I bet you’ve been in a situation where you’ve hoped someone, child or adult, would get off their phone or their gaming device. Well here’s a new video game that you’ll be encouraging everybody to play – especially Wisconsin dairy farmers, their employees, and extended partners! Mooving Cows!
Dr. Jennifer VanOss, assistant professor and extension specialist in the UW–Madison Department of Animal and Dairy Sciences and Dr. Nigel Cook, project co-lead from the UW-School of Veterinary Medicine, collaborated on this project for more than five years. VanOss tells Pam Jahnke that what they noticed about employee/owner training on livestock handling mostly came from reading materials or videos. It wasn’t engaging, and there really wasn’t a “hands on” element available. With feedback from actual farms, the process evolved into teaching people about cow behavior and how to practice basic cow handling skills to stay safe and keep cows calm.

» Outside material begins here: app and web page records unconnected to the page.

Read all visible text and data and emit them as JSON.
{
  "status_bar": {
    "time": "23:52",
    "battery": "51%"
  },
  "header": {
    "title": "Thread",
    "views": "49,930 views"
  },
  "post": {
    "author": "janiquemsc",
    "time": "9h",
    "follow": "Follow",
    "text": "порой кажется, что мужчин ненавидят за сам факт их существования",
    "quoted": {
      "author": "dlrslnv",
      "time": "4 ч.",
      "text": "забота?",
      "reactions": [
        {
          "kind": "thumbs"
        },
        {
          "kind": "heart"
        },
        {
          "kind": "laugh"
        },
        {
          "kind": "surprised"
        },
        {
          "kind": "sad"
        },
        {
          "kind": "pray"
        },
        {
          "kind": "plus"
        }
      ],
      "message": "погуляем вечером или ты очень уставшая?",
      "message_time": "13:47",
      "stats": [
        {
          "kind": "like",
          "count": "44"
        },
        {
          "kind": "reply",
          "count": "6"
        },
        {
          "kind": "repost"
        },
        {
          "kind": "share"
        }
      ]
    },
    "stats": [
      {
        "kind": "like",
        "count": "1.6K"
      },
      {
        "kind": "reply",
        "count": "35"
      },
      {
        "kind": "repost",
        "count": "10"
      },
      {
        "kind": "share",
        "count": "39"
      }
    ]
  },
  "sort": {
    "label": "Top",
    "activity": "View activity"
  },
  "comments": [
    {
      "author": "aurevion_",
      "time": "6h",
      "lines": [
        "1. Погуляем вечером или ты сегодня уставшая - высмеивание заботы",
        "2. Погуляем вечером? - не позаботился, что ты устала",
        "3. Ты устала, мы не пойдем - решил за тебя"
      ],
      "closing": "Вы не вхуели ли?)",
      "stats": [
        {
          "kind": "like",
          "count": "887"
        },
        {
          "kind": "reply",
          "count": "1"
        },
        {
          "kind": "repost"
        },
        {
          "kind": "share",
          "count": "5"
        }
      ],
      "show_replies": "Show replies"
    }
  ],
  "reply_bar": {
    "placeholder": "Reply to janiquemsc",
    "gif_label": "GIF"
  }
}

So why a video game? VanOss says it offered a couple key components.
- “Serious games” have produced positive learning outcomes in contexts such as professional and military training, educational classrooms, and in health-behavior education.
- Serious games result in better learning and retention compared to conventional instructional approaches.
- Games allow players to experience situations that would be challenging to create otherwise, due to barriers such as cost, time, or safety.
- The setting will be safe for both people and cows. Animal welfare is further enhanced by replacing the use of live animals with simulated ones as players practice their skills.
There’s a few other reasons why a video game worked to the advantage of dairy operations where there’s multiple employees, with differing backgrounds or familiarity with dairying, and potential language challenges. VanOss says the video platform addresses many of them.
- Play on mobile touchscreen devices, including phones, tablets, and Chromebooks.
- Tutorials introduce key concepts step-by-step, with narration.
- To maximize accessibility, the written text is minimal.
- Choose to play in English or Spanish. Switch between languages at any time.
- Active learning – “learning by doing”.
- Opportunities to learn by making mistakes.
- Visualization to help convey concepts, such as the “flight zone.”
- Immediate feedback on your actions, plus end -of-level feedback.
Ultimately, it’s about people WANTING to complete the process and leave with some meaningful information that impacts their job, their performance and obviously, the outcome for the animals.